Rents in London’s private rented sector are spiralling out of control as a combination of high demand and a rapidly shrinking market sends prices skywards.
The latest data from Rightmove’s Rental Price Tracker, which asking prices for new listings, found the average London rent was now an eye-watering £2,257 per month, a record high for any UK city. The past three months have seen an annual rise in asking prices of 15.8 per cent.
The latest government statistics, which cover all rents including existing tenancies, reveal that rents in London rose the most in five years, growing 2.1 per cent in the year to July.
The cost of living crisis means tenants are also having to shell out more for bills. Amid this challenging backdrop, campaigners are calling on the government to tackle affordability, which is caused by the lack of available rental properties and extremely high demand.
But while the government is planning a shake-up of the private rented sector under the Renters’ Reform Bill, the new legislation includes no measures to curb rising rents.
The imbalance between demand and supply continues to wreak havoc in the private rented sector. New data from estate agency Chestertons, which compares July 2022 to July 2021, has revealed a ‘staggering’ 38 per cent drop-off in the number of available properties on the market.
At the same time, tenant enquiries are up by 60 per cent leading to a severe mismatch across the sector. Chesterton’s data also shows that there were 45 per cent fewer landlords were willing to lower their asking rents compared to the same month last year.
Richard Davies, MD of Chestertons, says: “We continue to see tenants who are really struggling to secure a property in London due to the sheer volume of tenants that are fighting over each new rental property that comes onto the market.
“To try and avoid further disappointment, many tenants are offering to pay landlords more rent than they are asking for, but even this isn’t guaranteed to work.
Impacting on inflation
London’s soaring rents and expensive food prices are driving inflation in the capital, according to City Hall. Sadiq Khan said London’s underlying inflation was 1.5 per cent higher than the national rate which jumped to 10.1 per cent in July, the first double-digit annual increase in more than four decades.
Khan said that this inflationary pressure will only grow as more people renew or move out of contracts that may have been kept at a lower price for longer due to the pandemic.

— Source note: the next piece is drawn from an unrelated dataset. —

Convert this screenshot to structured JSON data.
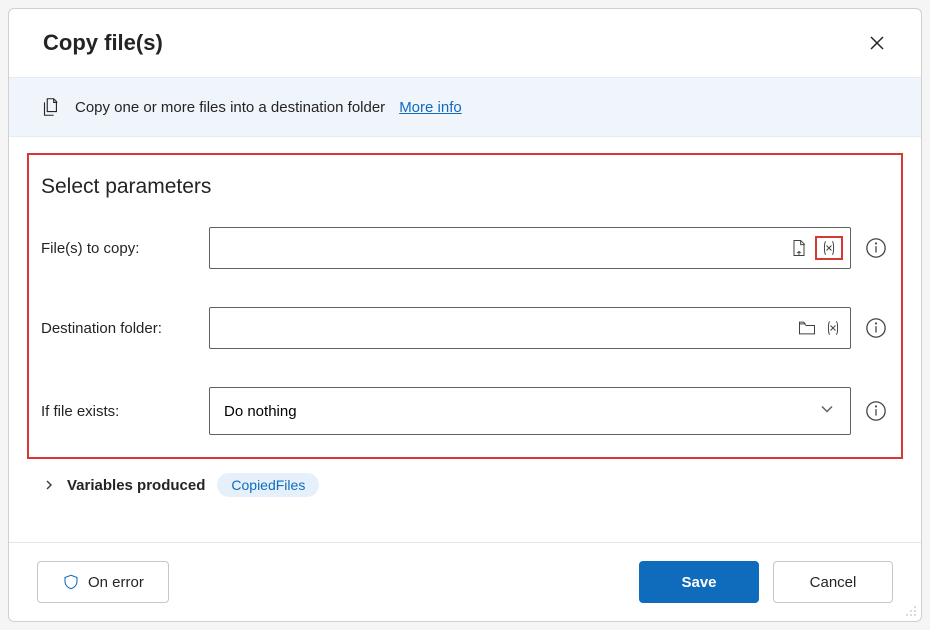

However, Londoners spend less on energy compared to their counterparts in the rest of the UK due to warmer weather and smaller property sizes due to high housing costs.
Recent research from YouGov published also found the number of Londoners being hit by the rising cost of living is also going up every month, with nearly a third saying they are ‘just about managing’ and almost one in five ‘financially struggling’.
Calls for a cap grow louder
The government is mulling plans to introduce further limits on rent rises in the affordable housing sector, according to reports by Housing Today. The government is set to unveil plans to restrict rent increases to around five to seven per cent, due to concerns over how the cost-of-living crisis is impacting tenants.
But there are no such plans for the private rented sector. The Government is introducing changes that will prohibit landlords from using Section 21 “no fault” evictions and empower tenants to challenge unjustified rent increases under its Renters Reform Bill.
However, campaigners have claimed that the plan needs to be toughened up as it doesn’t do “anywhere near enough” to help millions of people who rent in the UK.
Anny Cullum, policy officer at housing campaign group Acorn, told Sky news this week: “What we want to see is caps and rent controls put in. We can’t rely on landlords to regulate themselves - at the end of the day they are businesspeople, and they’ll take advantage of opportunities to make as much profit as they can.”
Khan has also called on the government to bring in a two-year rent freeze to “cool the overheated private rented sector”.
The government said its rental reforms will help tenants by giving them greater security, meaning they will be less likely to face unexpected moving costs which can cause a financial strain.
It also said it will also only allow increases to rents once a year and will end the use of rent review clauses, as well as improving tenants’ ability to challenge excessive rent increases through tribunals.